SALT LAKE CITY — A Utah lawmaker is pushing a bill in direct response to a scathing state audit that found a former Unified Fire Authority boss spent tens of thousands of taxpayer money to buy Apple products and expensive cameras for his own use.
The bill comes at the request of State Auditor John Dougall and Utah prosecutors, who declined to file criminal charges last year after concluding a "loophole" in Utah's public corruption statutes would make prosecution impossible.
At the time, prosecutors also cited an "absence of accountability" since the purchases and other issues were all ultimately approved through a "loose management structure."
In front of a panel of House lawmakers last week, HB163 sponsor Rep. Craig Hall, R-West Valley City, didn't identify former Unified Fire Authority deputy chief Gaylord Scott by name, but mentioned the audit, and read off a list of Apple products auditors found Scott had purchased with taxpayer money yet used "almost exclusively for personal use."

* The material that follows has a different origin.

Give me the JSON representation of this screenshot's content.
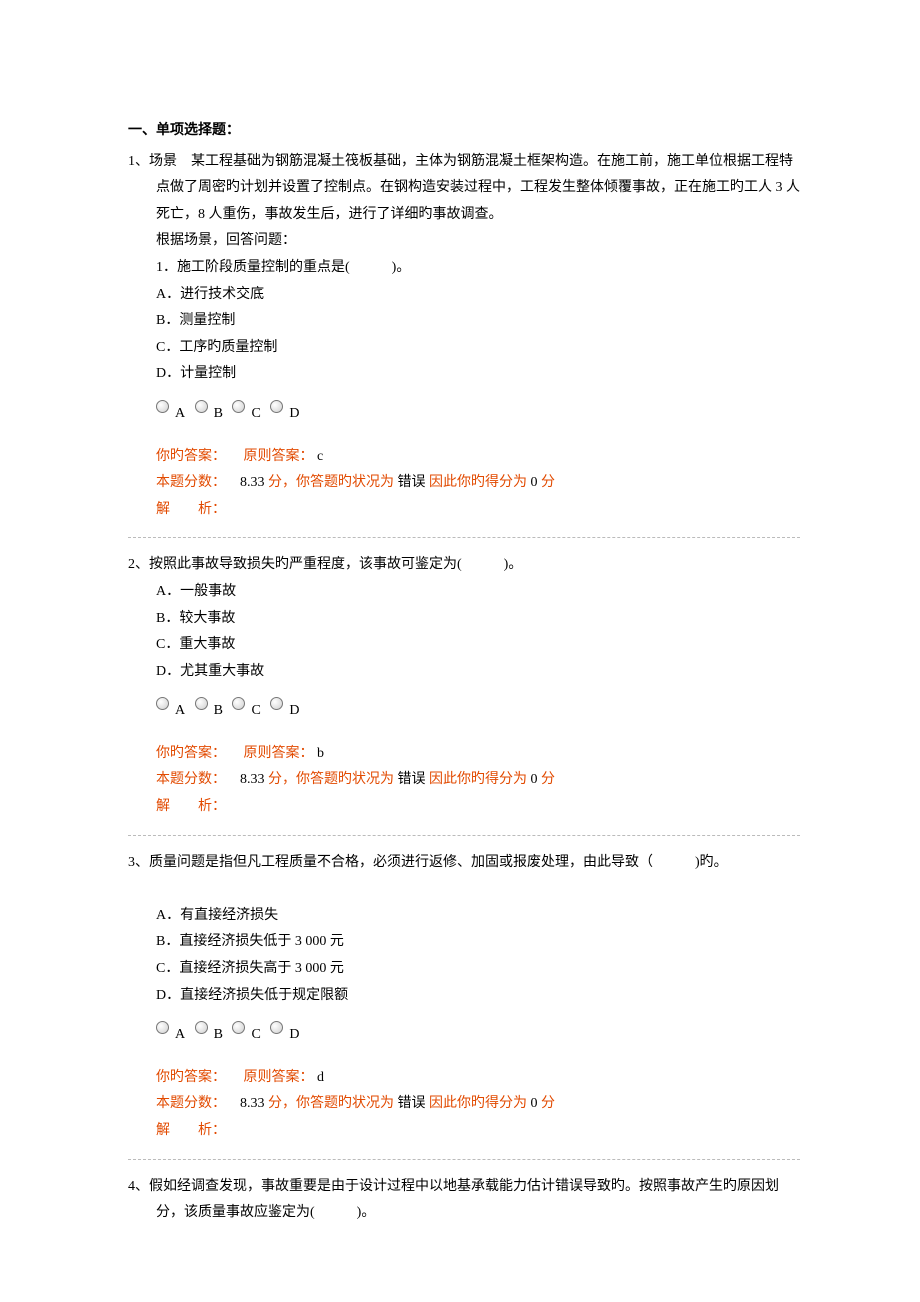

The list included two iMacs, iPads, two Nikon cameras, several camera lenses, an Apple Watch, two iPhones, MacBooks and a GoPro camera, Hall said.
"These were all things that were purchased with government money, and since they were purchased with government money, they were government property," Hall said.
Utah prosecutors' investigative report detailed thousands of dollars in questionable purchases, including that Scott used his Unified Fire Authority purchase card to buy $23,000 worth of technology items between January 2012 to July 2016.
Yet after the case was handed over to prosecutors, Hall said they declined to file charges because they faced a dilemma with state law.
Current state law is "very clear" about the misuse of public money, but it's not clear regarding the misuse of public property, Hall said.
"That's the purpose of this bill," Hall said. "It prohibits, clearly, unauthorized personal use of public property."
If "someone wants to buy a really nice camera," Hall said, they can either "steal the money from work" or use the money at work to buy the camera, yet only use it for themselves. Currently, Utah law outlaws the first scenario, but not clearly enough the second scenario, Hall said.
"That's what we're trying to avoid is a bad actor (that) can manipulate the way things are purchased to use government resources for personal use," Hall said.
Dave Carlson, assistant attorney general, joined Hall to lobby lawmakers to support the bill. He said it would be useful to "close some loopholes that we see in the public corruption statutes."
Dougall also urged support of the bill, noting that such cases aren't extremely common, but when they do happen "they're usually big issues" and the public is left wondering "why wasn't more done?"
The bill won an endorsement from the House Government Operations Committee on Tuesday. It now is waiting to be considered on the House floor.